▸ TASK:
Lift out all lines below that contain "Phone".

──────

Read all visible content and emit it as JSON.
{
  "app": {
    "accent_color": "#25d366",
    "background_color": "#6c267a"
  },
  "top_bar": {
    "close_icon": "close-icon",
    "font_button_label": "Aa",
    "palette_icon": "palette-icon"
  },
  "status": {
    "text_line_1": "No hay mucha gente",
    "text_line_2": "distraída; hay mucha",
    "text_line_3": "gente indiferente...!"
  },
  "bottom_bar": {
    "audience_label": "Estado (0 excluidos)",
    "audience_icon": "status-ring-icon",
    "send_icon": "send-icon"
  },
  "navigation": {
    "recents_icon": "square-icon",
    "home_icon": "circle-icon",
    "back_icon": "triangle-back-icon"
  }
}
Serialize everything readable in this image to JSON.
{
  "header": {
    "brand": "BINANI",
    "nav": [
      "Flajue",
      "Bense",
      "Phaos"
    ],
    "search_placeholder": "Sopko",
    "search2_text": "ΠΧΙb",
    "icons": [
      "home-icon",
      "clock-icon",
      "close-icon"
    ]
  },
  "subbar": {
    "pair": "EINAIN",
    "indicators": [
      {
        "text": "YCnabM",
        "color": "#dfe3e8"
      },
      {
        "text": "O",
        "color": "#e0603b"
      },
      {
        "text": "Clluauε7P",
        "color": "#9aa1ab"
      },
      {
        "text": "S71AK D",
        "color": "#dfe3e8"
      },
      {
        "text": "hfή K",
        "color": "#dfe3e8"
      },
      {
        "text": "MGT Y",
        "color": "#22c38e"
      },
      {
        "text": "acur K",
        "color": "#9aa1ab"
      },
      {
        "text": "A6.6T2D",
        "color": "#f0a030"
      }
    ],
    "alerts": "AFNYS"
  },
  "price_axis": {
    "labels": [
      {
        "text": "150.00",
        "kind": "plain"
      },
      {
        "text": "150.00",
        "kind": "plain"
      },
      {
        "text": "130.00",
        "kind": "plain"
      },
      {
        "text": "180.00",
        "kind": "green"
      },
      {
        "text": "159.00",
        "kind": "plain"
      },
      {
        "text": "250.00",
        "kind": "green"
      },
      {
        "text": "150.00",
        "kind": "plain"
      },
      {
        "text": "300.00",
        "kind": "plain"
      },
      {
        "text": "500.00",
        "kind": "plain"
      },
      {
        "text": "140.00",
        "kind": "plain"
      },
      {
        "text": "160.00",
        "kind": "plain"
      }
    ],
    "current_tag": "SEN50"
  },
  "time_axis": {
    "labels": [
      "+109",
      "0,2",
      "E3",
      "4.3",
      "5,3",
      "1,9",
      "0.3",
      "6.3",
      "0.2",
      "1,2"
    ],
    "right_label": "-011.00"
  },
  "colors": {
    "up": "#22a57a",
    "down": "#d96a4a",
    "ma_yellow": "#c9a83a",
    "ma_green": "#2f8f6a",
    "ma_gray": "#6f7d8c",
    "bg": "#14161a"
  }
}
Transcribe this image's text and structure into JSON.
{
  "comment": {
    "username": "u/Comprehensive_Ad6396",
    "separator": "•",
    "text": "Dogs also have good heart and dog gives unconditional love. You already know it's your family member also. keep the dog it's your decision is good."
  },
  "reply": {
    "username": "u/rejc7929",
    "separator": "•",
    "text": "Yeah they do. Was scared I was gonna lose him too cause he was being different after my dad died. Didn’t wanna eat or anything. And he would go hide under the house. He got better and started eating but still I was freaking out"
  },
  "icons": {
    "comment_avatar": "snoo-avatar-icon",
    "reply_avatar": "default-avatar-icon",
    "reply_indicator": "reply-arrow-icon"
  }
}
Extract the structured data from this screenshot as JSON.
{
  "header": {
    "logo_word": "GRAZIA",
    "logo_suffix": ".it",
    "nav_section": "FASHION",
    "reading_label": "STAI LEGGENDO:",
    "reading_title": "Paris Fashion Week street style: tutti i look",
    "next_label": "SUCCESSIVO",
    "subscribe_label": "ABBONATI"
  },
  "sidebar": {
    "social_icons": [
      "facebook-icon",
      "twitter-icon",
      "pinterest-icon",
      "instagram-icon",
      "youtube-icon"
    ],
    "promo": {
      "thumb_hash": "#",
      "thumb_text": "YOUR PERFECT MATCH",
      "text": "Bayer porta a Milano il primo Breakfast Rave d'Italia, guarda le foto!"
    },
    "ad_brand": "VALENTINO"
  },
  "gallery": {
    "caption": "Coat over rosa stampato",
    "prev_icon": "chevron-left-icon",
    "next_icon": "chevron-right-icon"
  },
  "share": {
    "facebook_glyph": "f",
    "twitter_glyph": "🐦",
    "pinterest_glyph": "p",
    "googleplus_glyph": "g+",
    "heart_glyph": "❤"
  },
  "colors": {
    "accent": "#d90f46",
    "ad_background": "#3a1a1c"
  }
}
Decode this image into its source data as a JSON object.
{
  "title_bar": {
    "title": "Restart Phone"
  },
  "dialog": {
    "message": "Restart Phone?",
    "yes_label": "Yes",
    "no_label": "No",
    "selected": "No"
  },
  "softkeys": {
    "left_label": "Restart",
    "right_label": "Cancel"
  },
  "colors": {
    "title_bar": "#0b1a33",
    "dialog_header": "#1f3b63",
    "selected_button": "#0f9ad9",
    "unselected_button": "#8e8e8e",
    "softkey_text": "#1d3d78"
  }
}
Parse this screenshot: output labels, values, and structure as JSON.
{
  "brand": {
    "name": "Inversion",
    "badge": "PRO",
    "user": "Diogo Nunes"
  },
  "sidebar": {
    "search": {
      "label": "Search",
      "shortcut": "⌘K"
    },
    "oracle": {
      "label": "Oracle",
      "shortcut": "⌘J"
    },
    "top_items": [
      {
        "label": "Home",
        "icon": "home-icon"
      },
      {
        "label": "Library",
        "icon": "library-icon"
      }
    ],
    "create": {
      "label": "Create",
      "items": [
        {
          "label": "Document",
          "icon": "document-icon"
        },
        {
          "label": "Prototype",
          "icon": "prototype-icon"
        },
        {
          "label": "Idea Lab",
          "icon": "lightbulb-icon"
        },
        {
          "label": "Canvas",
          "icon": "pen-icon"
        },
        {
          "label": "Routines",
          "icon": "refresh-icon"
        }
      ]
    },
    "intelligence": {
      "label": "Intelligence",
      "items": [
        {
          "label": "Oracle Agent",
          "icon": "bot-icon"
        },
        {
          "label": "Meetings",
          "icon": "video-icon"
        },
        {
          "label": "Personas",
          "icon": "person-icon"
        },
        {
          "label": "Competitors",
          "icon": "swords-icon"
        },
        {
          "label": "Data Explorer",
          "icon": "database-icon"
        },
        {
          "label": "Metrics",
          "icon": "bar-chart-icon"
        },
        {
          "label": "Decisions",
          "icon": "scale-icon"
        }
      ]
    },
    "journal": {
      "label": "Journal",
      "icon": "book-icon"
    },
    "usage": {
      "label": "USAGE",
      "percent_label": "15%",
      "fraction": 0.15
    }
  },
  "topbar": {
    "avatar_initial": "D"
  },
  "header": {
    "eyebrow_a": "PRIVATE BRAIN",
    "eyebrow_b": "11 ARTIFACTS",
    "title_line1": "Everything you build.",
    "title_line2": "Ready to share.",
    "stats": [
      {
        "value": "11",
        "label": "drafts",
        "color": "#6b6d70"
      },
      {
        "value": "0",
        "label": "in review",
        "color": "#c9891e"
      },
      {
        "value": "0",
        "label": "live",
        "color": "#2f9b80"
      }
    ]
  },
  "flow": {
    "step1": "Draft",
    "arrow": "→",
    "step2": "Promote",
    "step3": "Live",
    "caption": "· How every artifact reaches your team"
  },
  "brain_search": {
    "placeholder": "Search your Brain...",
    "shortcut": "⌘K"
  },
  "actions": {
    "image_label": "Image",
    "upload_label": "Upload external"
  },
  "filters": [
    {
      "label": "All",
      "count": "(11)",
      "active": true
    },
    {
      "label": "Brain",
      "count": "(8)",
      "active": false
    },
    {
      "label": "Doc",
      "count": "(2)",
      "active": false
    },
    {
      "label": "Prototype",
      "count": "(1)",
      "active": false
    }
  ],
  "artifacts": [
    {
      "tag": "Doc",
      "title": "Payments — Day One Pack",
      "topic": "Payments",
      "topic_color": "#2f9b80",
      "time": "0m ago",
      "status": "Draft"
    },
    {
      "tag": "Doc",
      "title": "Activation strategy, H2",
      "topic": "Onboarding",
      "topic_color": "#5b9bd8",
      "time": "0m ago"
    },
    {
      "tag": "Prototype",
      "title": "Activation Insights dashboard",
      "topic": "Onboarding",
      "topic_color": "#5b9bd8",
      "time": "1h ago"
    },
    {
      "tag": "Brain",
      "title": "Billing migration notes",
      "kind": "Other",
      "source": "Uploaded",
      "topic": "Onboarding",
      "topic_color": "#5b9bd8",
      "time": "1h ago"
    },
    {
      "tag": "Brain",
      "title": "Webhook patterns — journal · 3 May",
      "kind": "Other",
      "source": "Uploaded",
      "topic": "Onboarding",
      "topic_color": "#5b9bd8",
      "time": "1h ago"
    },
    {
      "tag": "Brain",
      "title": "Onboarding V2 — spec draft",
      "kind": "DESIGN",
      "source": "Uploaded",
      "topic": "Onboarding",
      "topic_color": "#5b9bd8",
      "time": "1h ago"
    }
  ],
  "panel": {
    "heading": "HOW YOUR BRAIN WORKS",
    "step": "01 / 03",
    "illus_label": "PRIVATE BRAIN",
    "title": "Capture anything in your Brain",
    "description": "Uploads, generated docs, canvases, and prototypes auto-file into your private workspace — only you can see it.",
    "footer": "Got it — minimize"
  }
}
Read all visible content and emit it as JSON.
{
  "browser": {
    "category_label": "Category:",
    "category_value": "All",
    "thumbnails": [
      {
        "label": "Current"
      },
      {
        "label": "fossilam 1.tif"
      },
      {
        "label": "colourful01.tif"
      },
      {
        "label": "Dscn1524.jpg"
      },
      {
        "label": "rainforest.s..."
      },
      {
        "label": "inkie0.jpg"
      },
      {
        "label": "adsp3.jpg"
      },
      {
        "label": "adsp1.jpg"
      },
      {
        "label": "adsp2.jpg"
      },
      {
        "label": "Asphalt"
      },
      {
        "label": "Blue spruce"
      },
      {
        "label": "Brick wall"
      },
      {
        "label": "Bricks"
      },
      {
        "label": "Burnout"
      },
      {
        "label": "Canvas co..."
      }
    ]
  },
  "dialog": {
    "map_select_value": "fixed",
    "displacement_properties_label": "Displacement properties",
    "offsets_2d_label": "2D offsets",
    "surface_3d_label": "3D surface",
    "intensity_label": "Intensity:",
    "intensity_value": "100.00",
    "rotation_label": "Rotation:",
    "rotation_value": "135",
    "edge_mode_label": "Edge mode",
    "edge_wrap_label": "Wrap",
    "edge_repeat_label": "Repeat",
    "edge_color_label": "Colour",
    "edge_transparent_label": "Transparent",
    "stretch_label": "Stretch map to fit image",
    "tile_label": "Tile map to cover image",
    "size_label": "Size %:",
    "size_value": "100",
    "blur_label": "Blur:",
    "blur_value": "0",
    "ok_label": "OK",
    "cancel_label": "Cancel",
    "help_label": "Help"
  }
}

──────

▸ RESPONSE AREA:
    "title": "Restart Phone"
    "message": "Restart Phone?",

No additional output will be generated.